ORLANDO, Fla.,None - For the first time in two and half years, Florida's unemployment rate dropped below 10 percent. The state's jobless rate dipped to 9.9 percent in December, and in the metro Orlando area the rate fell to 9.4 percent.
An economic forecaster told Eyewitness News reporter Melonie Holt that the drop in the unemployment rate is a step in the right direction, but we are still in a deep hole.
“It's just overwhelming,” said Miriam Marinaro, job seeker. “There are just so many people out of work.”
Marinaro has job skills, most recently as a sales assistant and a public relations specialist. What she doesn't have is a job.
“I don't have the luxury of getting disgusted. I have to eat, I have bills and through all of this I have maintained myself,” said Marinaro.

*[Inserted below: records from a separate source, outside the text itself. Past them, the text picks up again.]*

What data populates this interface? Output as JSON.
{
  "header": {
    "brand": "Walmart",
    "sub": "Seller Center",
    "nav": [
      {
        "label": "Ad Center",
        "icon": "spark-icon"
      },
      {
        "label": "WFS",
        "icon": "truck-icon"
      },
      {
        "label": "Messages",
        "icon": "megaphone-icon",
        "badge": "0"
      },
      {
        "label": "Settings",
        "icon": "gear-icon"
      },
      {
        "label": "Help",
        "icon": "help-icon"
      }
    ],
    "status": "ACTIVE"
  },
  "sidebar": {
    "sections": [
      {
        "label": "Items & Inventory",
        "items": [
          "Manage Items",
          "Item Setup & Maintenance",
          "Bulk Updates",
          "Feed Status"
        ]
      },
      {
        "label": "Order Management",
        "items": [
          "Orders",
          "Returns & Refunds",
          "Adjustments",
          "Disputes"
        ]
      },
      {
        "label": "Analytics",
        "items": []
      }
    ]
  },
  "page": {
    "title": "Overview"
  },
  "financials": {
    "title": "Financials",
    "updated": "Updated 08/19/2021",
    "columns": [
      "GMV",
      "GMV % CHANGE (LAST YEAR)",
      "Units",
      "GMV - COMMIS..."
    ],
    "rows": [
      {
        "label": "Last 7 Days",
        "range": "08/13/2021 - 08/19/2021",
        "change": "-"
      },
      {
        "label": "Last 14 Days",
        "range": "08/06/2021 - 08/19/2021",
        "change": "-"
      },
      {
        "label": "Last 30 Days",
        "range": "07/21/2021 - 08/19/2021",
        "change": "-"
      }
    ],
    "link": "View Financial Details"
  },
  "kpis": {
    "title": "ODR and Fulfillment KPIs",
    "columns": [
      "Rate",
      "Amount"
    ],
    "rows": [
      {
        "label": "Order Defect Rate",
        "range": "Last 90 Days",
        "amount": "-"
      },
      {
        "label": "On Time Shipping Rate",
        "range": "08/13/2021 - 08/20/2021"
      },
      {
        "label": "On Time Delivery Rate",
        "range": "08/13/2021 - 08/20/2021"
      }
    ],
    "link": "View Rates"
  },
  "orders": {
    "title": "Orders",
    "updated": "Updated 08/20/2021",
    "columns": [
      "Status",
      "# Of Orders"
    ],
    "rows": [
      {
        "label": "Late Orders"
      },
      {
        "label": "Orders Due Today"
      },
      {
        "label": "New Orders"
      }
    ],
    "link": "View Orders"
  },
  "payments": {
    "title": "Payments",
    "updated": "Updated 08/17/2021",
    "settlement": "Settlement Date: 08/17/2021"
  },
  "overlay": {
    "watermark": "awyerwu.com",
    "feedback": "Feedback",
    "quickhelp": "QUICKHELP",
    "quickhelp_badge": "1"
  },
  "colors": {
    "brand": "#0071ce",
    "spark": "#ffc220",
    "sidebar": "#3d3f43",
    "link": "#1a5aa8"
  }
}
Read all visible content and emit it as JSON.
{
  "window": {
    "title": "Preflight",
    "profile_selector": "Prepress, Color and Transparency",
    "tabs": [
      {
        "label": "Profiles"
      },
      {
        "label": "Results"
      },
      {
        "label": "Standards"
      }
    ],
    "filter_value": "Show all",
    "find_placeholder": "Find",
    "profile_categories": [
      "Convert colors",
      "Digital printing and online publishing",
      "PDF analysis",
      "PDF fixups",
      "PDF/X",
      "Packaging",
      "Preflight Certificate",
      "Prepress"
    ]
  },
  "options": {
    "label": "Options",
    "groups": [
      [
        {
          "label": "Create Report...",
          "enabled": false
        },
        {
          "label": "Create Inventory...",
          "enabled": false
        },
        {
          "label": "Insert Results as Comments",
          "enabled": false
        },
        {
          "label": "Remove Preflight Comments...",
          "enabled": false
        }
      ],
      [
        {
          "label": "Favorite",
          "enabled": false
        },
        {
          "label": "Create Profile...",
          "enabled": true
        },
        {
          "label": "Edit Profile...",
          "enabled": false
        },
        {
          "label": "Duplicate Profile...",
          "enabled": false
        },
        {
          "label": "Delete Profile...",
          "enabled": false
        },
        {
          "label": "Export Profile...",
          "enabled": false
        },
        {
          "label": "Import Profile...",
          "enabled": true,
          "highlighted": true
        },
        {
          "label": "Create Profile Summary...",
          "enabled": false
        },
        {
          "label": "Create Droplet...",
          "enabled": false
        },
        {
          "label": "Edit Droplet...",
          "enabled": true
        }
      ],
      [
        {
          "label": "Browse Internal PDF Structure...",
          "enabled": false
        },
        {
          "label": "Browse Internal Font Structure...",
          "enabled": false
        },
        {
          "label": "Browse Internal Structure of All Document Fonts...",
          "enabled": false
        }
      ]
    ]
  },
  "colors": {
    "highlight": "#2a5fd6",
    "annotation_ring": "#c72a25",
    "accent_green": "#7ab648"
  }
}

However, as Marinaro explained to Holt from the Crisis Center at the Community Food and Outreach Center in Orlando, that is getting harder to do. And from where she is sitting, there is not as whole lot of difference between a 10 percent and a 9.9 percent unemployment rate.
“I think they need to not just look at the numbers, they need to look at the people,” said Andrae Bailey of the Community Food and Outreach Center. “What we're seeing is the depth and breadth of their crisis and their circumstances continue to get worse.”
University of Central Florida economist Sean Snaith said the drop in unemployment may provide some psychological comfort, but our recovery is a slow one.
“We've lost a lot of jobs. 9.9 % is still a painfully high unemployment rate,” said Snaith.
Snaith added that the rate that doesn't take into account underemployment, or people who have just plain given up searching for work.
Governor Scott credits recent gains on lower taxes and less regulation, but Snaith told Eyewitness News that more jobs must be added in order to stabilize housing, which would bolster consumer confidence.
“There's no magic policy, there's no panacea. This is going to take some time,” said Snaith.
Snaith told Eyewitness News that it will probably be 2015 before unemployment numbers recover to their pre-recession levels.